Feature Archive

Anatomy of a Decision

Anatomy of a Decision

WebMD Feature

June 26, 2000 -- Cord blood banking has been available for only five years, and parents who hear about it may never have thought deeply about it before. Yet, in its few years of existence, this form of "biological insurance," has saved lives and provided peace of mind to hundreds of parents.

Still, whether you should bank your baby's cord blood privately is a matter of personal choice. Here are a few things to consider when making this decision:

  • Examine your family health history. Women who are candidates for prenatal genetic screening need to look at their family health history over generations to help assess the risk of their baby's developing various genetic diseases. If there appears to be no history of either genetic illness or childhood cancers, then you may not need to save your baby's cord blood.
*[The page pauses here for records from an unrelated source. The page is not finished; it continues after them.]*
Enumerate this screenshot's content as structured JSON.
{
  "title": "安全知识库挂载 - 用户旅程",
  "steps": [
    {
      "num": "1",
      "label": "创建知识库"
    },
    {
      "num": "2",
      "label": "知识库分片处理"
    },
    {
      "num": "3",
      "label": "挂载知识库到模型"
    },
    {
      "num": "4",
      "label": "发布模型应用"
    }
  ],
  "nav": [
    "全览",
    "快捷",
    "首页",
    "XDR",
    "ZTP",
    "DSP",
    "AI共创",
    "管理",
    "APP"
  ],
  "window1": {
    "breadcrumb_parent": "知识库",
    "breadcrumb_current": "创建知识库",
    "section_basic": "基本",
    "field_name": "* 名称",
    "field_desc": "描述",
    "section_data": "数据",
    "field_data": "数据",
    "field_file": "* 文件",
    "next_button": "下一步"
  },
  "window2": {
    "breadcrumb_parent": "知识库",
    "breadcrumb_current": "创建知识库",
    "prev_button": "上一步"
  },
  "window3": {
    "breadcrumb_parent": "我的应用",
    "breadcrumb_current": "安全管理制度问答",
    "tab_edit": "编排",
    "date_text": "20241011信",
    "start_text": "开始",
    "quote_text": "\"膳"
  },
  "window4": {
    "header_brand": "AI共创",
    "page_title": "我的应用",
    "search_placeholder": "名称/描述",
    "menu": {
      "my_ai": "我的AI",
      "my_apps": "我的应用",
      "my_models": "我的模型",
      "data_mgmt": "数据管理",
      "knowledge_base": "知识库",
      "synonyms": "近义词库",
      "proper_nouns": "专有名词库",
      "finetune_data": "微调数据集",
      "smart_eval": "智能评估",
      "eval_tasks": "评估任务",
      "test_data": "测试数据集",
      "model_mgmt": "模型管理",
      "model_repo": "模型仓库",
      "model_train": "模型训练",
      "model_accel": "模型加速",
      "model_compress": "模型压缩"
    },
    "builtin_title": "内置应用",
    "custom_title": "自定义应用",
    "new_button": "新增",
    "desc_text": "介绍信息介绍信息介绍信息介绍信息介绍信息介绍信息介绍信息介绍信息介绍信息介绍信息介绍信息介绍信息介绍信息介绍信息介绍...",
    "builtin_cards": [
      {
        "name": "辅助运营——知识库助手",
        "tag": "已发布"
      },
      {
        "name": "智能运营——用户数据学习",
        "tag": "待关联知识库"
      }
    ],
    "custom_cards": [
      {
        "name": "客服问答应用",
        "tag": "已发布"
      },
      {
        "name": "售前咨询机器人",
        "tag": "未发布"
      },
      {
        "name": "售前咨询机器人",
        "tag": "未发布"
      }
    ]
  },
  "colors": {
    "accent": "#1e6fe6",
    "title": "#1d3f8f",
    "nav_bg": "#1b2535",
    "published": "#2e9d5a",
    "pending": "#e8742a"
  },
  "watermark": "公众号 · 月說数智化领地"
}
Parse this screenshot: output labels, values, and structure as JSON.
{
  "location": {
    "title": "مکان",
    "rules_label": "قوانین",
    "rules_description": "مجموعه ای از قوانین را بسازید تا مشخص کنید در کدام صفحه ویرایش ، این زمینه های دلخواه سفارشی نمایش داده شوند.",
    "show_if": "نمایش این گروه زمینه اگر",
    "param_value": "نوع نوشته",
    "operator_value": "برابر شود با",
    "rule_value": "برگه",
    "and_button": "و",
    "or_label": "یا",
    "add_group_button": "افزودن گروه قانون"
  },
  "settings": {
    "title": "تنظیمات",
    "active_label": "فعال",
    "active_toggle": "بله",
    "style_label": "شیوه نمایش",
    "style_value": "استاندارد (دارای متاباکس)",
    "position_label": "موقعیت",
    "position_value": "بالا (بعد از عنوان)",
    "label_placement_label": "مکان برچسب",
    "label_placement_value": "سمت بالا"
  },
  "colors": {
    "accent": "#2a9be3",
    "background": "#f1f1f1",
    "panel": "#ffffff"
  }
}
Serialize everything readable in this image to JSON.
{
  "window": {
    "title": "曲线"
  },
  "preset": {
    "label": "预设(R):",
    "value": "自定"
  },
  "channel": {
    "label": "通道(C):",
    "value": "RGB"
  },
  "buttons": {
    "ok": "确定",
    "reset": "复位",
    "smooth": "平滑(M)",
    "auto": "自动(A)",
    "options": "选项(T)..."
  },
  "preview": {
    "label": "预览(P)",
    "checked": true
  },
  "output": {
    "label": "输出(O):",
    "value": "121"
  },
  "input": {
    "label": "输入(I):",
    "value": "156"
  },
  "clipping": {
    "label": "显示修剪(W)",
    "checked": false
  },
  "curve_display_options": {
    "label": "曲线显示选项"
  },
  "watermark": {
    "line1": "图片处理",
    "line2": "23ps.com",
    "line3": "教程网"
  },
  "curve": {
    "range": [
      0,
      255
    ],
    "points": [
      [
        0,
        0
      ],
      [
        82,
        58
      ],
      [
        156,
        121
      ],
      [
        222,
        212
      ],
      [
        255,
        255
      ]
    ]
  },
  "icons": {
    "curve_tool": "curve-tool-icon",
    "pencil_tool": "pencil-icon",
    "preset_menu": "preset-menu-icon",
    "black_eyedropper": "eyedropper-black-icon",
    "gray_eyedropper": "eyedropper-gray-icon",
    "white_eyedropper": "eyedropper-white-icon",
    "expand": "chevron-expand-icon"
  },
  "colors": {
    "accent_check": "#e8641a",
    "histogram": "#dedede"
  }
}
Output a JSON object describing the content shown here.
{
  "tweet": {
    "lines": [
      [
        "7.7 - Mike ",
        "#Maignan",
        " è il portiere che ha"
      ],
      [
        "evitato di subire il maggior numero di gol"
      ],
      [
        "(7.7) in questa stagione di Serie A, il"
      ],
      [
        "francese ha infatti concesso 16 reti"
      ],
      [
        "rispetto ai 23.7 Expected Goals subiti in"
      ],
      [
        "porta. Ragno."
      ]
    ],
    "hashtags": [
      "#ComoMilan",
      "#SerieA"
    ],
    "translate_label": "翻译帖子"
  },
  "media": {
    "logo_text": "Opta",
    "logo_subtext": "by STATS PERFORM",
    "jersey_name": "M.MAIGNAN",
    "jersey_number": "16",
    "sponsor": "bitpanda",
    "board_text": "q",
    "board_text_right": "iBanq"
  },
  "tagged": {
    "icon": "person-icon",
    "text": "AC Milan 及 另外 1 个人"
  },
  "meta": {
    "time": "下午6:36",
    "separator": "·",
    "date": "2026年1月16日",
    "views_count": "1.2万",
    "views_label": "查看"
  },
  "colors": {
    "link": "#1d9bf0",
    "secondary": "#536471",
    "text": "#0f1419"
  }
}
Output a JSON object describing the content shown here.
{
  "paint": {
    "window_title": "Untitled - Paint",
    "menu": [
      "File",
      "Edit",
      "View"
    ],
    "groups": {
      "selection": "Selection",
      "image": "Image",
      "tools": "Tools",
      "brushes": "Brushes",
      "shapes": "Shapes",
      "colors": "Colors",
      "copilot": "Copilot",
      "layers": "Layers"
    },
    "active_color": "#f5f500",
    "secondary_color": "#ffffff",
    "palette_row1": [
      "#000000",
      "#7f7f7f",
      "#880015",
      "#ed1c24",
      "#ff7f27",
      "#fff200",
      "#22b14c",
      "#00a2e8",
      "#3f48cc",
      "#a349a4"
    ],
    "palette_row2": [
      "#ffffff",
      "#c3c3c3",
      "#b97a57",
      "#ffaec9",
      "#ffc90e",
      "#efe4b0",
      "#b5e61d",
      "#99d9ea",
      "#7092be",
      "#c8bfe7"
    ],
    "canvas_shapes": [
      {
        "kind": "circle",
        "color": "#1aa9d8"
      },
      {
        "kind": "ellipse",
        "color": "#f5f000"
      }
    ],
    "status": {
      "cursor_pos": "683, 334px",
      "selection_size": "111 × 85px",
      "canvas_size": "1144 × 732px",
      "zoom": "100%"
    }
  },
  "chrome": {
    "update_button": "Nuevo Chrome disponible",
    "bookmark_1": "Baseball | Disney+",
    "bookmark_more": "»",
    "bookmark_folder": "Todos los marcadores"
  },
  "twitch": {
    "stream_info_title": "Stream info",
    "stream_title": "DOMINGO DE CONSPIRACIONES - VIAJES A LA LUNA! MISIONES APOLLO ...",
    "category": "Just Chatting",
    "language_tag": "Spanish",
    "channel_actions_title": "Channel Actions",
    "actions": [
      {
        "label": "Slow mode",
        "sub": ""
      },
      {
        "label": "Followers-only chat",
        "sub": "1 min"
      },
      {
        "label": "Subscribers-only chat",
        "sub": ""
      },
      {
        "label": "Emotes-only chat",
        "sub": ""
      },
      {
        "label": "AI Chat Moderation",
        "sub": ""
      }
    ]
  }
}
  • If your family does have genetic illness or childhood cancers in its background, consider the health of your other children. Parents who privately bank their baby's cord blood are not doing so for the child being born; if that child develops a cancer or genetic illness, the illness is likely to be present in the cord blood. The banked blood is for the child's siblings or children yet to come. If you have one child who has had cancer or a genetic illness, and you're having a second child, consider banking your baby's cord blood.

Health Solutions From Our Sponsors